It is better to use everyday foods and nourishing drinks first but if you are not managing enough food or enough variety of foods, then supplement drinks can be used between meals or as part of a meal.
Dietary supplements that do not need a prescription such as Complan or Build-up/Meritene can be found in chemists and in some supermarkets. They have some extra energy, protein, vitamins and minerals. There are a range of sweet milkshake style flavours, and savoury soup-style flavours. They can be made up with milk or with water, depending on what you prefer, but using milk will add more goodness. Soup options will likely be lower in sugar.
Prescribed Nutritional Supplements
If following the previous advice is not enough to meet your nutritional needs you may need to have some prescribed nutritional supplement drinks. Your dietitian can advise you on the correct supplements to suit your needs and organise a prescription with your GP.
Prepare meals in advance when you feel like cooking. Make and freeze extra portions that can be used when you don’t have the energy to cook.
Ready-made meals can be useful on days when you don’t feel like cooking.
If you rely on others to help to prepare your meals keep a flask of nourishing drink and a snack nearby to have between meals.

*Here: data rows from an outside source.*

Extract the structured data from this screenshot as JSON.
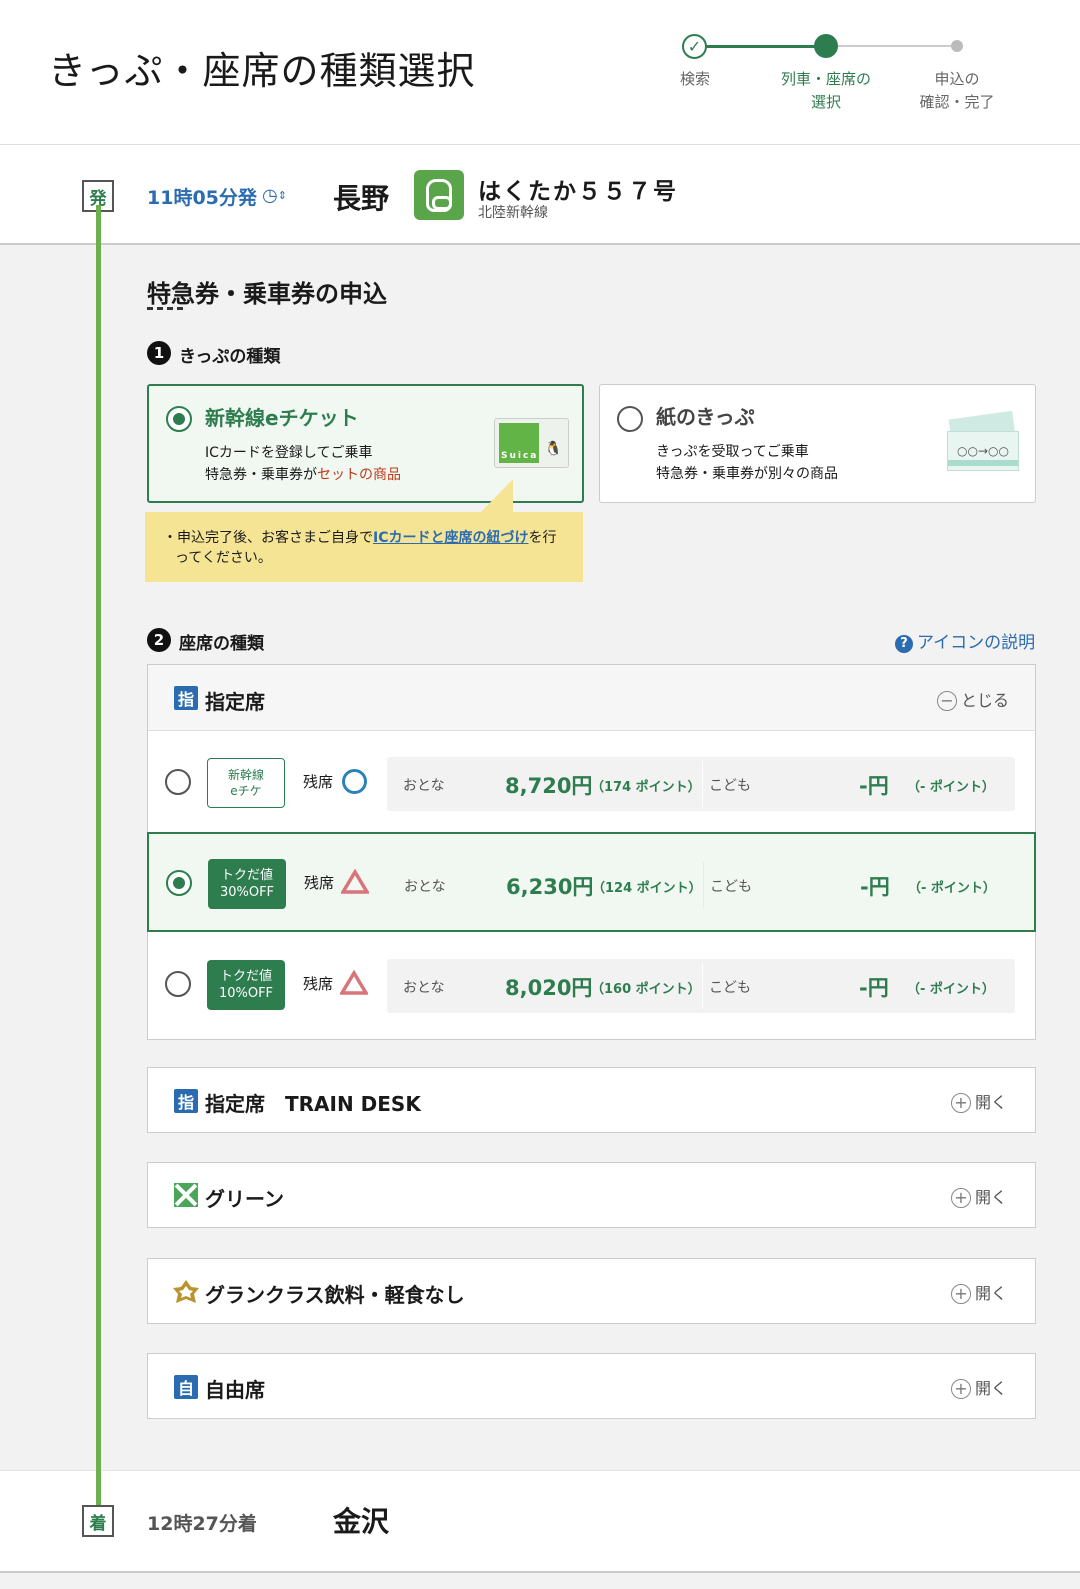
{
  "header": {
    "title": "きっぷ・座席の種類選択",
    "steps": [
      {
        "label_line1": "検索",
        "label_line2": ""
      },
      {
        "label_line1": "列車・座席の",
        "label_line2": "選択"
      },
      {
        "label_line1": "申込の",
        "label_line2": "確認・完了"
      }
    ]
  },
  "departure": {
    "tag": "発",
    "time": "11時05分発",
    "station": "長野",
    "train_name": "はくたか５５７号",
    "train_line": "北陸新幹線"
  },
  "arrival": {
    "tag": "着",
    "time": "12時27分着",
    "station": "金沢"
  },
  "main": {
    "title": "特急券・乗車券の申込",
    "section1": {
      "num": "1",
      "title": "きっぷの種類"
    },
    "ticket_types": [
      {
        "title": "新幹線eチケット",
        "desc_line1": "ICカードを登録してご乗車",
        "desc_line2_a": "特急券・乗車券が",
        "desc_line2_b": "セットの商品",
        "card_text": "Suica",
        "selected": true
      },
      {
        "title": "紙のきっぷ",
        "desc_line1": "きっぷを受取ってご乗車",
        "desc_line2_a": "特急券・乗車券が別々の商品",
        "desc_line2_b": "",
        "ticket_text": "○○→○○",
        "selected": false
      }
    ],
    "note": {
      "prefix": "・申込完了後、お客さまご自身で",
      "link": "ICカードと座席の紐づけ",
      "suffix_line1": "を行",
      "line2": "ってください。"
    },
    "section2": {
      "num": "2",
      "title": "座席の種類"
    },
    "icon_help": "アイコンの説明",
    "seat_panel": {
      "sign": "指",
      "title": "指定席",
      "toggle": "とじる",
      "rows": [
        {
          "badge_line1": "新幹線",
          "badge_line2": "eチケ",
          "badge_style": "outline",
          "zanseki": "残席",
          "availability": "circle",
          "adult_label": "おとな",
          "adult_price": "8,720円",
          "adult_points": "（174 ポイント）",
          "child_label": "こども",
          "child_price": "-円",
          "child_points": "（- ポイント）",
          "selected": false
        },
        {
          "badge_line1": "トクだ値",
          "badge_line2": "30%OFF",
          "badge_style": "fill",
          "zanseki": "残席",
          "availability": "triangle",
          "adult_label": "おとな",
          "adult_price": "6,230円",
          "adult_points": "（124 ポイント）",
          "child_label": "こども",
          "child_price": "-円",
          "child_points": "（- ポイント）",
          "selected": true
        },
        {
          "badge_line1": "トクだ値",
          "badge_line2": "10%OFF",
          "badge_style": "fill",
          "zanseki": "残席",
          "availability": "triangle",
          "adult_label": "おとな",
          "adult_price": "8,020円",
          "adult_points": "（160 ポイント）",
          "child_label": "こども",
          "child_price": "-円",
          "child_points": "（- ポイント）",
          "selected": false
        }
      ]
    },
    "other_panels": [
      {
        "sign": "指",
        "icon": "reserved-seat-icon",
        "title": "指定席　TRAIN DESK",
        "toggle": "開く"
      },
      {
        "sign": "",
        "icon": "green-car-icon",
        "title": "グリーン",
        "toggle": "開く"
      },
      {
        "sign": "",
        "icon": "gran-class-icon",
        "title": "グランクラス飲料・軽食なし",
        "toggle": "開く"
      },
      {
        "sign": "自",
        "icon": "non-reserved-seat-icon",
        "title": "自由席",
        "toggle": "開く"
      }
    ]
  },
  "colors": {
    "accent_green": "#2e7d4f",
    "link_blue": "#2b6bb0",
    "timeline_green": "#6ab04c",
    "note_yellow": "#f6e495",
    "triangle_red": "#d9747a"
  }
}
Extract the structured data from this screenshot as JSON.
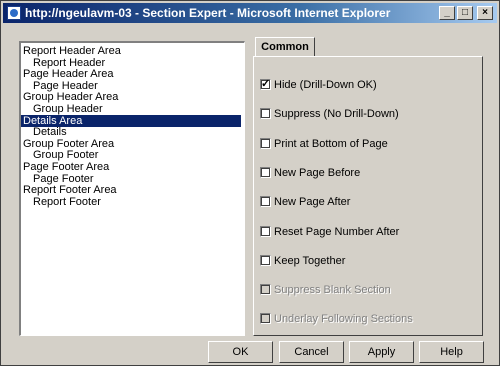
{
  "window": {
    "title": "http://ngeulavm-03 - Section Expert - Microsoft Internet Explorer",
    "controls": {
      "minimize": "_",
      "maximize": "□",
      "close": "×"
    }
  },
  "sections": [
    {
      "label": "Report Header Area",
      "level": 0,
      "selected": false
    },
    {
      "label": "Report Header",
      "level": 1,
      "selected": false
    },
    {
      "label": "Page Header Area",
      "level": 0,
      "selected": false
    },
    {
      "label": "Page Header",
      "level": 1,
      "selected": false
    },
    {
      "label": "Group Header Area",
      "level": 0,
      "selected": false
    },
    {
      "label": "Group Header",
      "level": 1,
      "selected": false
    },
    {
      "label": "Details Area",
      "level": 0,
      "selected": true
    },
    {
      "label": "Details",
      "level": 1,
      "selected": false
    },
    {
      "label": "Group Footer Area",
      "level": 0,
      "selected": false
    },
    {
      "label": "Group Footer",
      "level": 1,
      "selected": false
    },
    {
      "label": "Page Footer Area",
      "level": 0,
      "selected": false
    },
    {
      "label": "Page Footer",
      "level": 1,
      "selected": false
    },
    {
      "label": "Report Footer Area",
      "level": 0,
      "selected": false
    },
    {
      "label": "Report Footer",
      "level": 1,
      "selected": false
    }
  ],
  "tab": {
    "label": "Common"
  },
  "options": [
    {
      "label": "Hide (Drill-Down OK)",
      "checked": true,
      "enabled": true
    },
    {
      "label": "Suppress (No Drill-Down)",
      "checked": false,
      "enabled": true
    },
    {
      "label": "Print at Bottom of Page",
      "checked": false,
      "enabled": true
    },
    {
      "label": "New Page Before",
      "checked": false,
      "enabled": true
    },
    {
      "label": "New Page After",
      "checked": false,
      "enabled": true
    },
    {
      "label": "Reset Page Number After",
      "checked": false,
      "enabled": true
    },
    {
      "label": "Keep Together",
      "checked": false,
      "enabled": true
    },
    {
      "label": "Suppress Blank Section",
      "checked": false,
      "enabled": false
    },
    {
      "label": "Underlay Following Sections",
      "checked": false,
      "enabled": false
    }
  ],
  "buttons": {
    "ok": "OK",
    "cancel": "Cancel",
    "apply": "Apply",
    "help": "Help"
  },
  "colors": {
    "selection": "#0a246a",
    "titlebar_start": "#0a246a",
    "face": "#d4d0c8"
  }
}
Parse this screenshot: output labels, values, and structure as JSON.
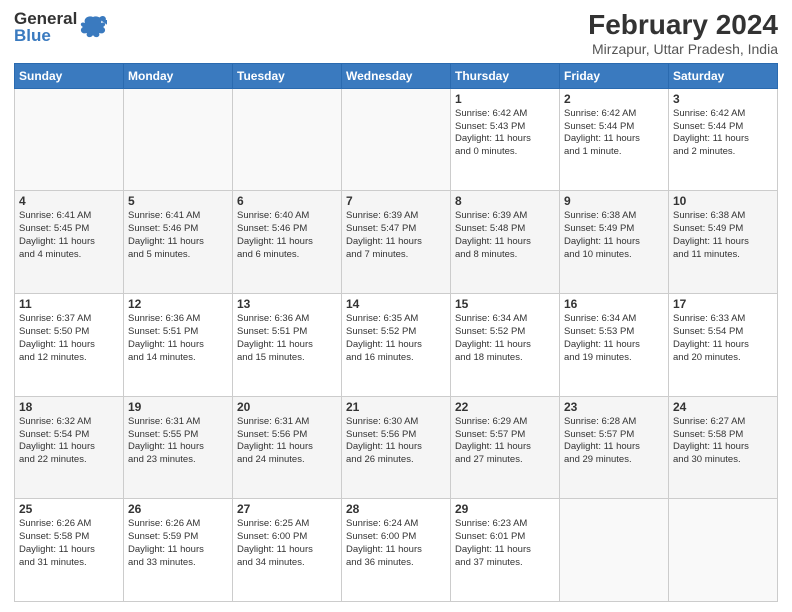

Avoid filling up on large drinks with your meals: try having a drink half an hour before or after.
Meal providers and deliveries
If you are feeling unwell or don’t have the strength to cook it can be useful to have some help with your meals.
Ready prepared meals can be bought from most shops, and you can heat these up at home.
These companies deliver frozen ready prepared meals to your home. You can telephone them to ask for information or a brochure:
For hot meal deliveries you can contact your local council and ask about Meals on Wheels.
This company also delivers hot meals:
Martins (Shoreham, Worthing Littlehampton, Findon Valley) 01903 202525
The information in this leaflet is for guidance purposes only and is in no way intended to replace professional clinical advice by a qualified practitioner.